A team from the Georgia Institute of Technology have developed the special table, which is made of wood-based electronic nanogenerators that act as sensors to detect if the ball hits in or out.
Lead author on the paper, Zhong Lin Wang, said: "Real-time data acquisition relies on widely distributed sensors, which are generally powered by conventional energy storage devices, such as batteries. Considering their limited lifetime, high replacement or recharging costs, and environmental issues, it is highly desirable to develop a sustainable and maintenance-free sensing technology."
The clever device will also map the route the ball has taken as well as measure the velocity of the hit.
Dr Lin Wang added: "In the new era of internet of things, big data collection and analysis based on widely distributed intelligent sensing technology is particularly important. The system is based on a simple and effective strategy, natural wood can be converted into a high-performance triboelectric material. This material has excellent mechanical properties, such as 7.5-fold enhancement in strength, superior flexibility, wear resistance and processability.
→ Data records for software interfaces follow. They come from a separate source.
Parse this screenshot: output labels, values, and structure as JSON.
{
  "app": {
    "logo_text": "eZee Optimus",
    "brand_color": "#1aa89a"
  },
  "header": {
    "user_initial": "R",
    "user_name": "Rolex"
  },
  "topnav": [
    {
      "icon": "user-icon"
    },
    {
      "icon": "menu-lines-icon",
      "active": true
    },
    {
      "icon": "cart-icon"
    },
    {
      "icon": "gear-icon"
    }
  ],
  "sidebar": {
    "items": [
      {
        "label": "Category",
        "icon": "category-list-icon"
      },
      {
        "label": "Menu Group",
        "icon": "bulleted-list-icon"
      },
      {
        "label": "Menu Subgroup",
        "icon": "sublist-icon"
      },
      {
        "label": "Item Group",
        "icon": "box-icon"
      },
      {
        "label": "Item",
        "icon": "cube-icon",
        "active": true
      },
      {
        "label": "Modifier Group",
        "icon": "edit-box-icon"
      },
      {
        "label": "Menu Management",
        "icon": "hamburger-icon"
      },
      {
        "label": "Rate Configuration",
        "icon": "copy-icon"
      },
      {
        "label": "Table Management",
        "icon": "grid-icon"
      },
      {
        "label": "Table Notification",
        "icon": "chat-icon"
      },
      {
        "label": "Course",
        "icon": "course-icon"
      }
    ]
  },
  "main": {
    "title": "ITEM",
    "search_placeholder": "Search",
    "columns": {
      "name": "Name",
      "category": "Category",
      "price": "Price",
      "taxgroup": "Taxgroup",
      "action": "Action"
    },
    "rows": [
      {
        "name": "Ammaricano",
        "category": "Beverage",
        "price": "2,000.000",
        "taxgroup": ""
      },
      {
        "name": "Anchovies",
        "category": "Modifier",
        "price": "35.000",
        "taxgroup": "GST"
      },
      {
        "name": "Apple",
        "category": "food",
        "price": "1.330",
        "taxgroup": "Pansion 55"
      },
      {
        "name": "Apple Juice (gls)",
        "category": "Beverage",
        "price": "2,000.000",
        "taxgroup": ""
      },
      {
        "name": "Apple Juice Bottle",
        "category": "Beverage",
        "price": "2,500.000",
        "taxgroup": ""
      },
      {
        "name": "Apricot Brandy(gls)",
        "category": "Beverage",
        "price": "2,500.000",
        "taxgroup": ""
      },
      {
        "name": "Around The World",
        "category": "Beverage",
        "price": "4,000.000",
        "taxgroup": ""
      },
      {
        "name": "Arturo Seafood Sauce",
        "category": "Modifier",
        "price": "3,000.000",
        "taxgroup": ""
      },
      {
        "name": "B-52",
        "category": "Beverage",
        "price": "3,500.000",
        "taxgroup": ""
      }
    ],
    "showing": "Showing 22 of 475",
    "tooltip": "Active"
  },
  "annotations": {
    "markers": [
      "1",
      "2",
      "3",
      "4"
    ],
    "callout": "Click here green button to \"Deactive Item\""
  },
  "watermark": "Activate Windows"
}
The electrical output performance is also enhanced by more than 70 per cent compared with natural wood."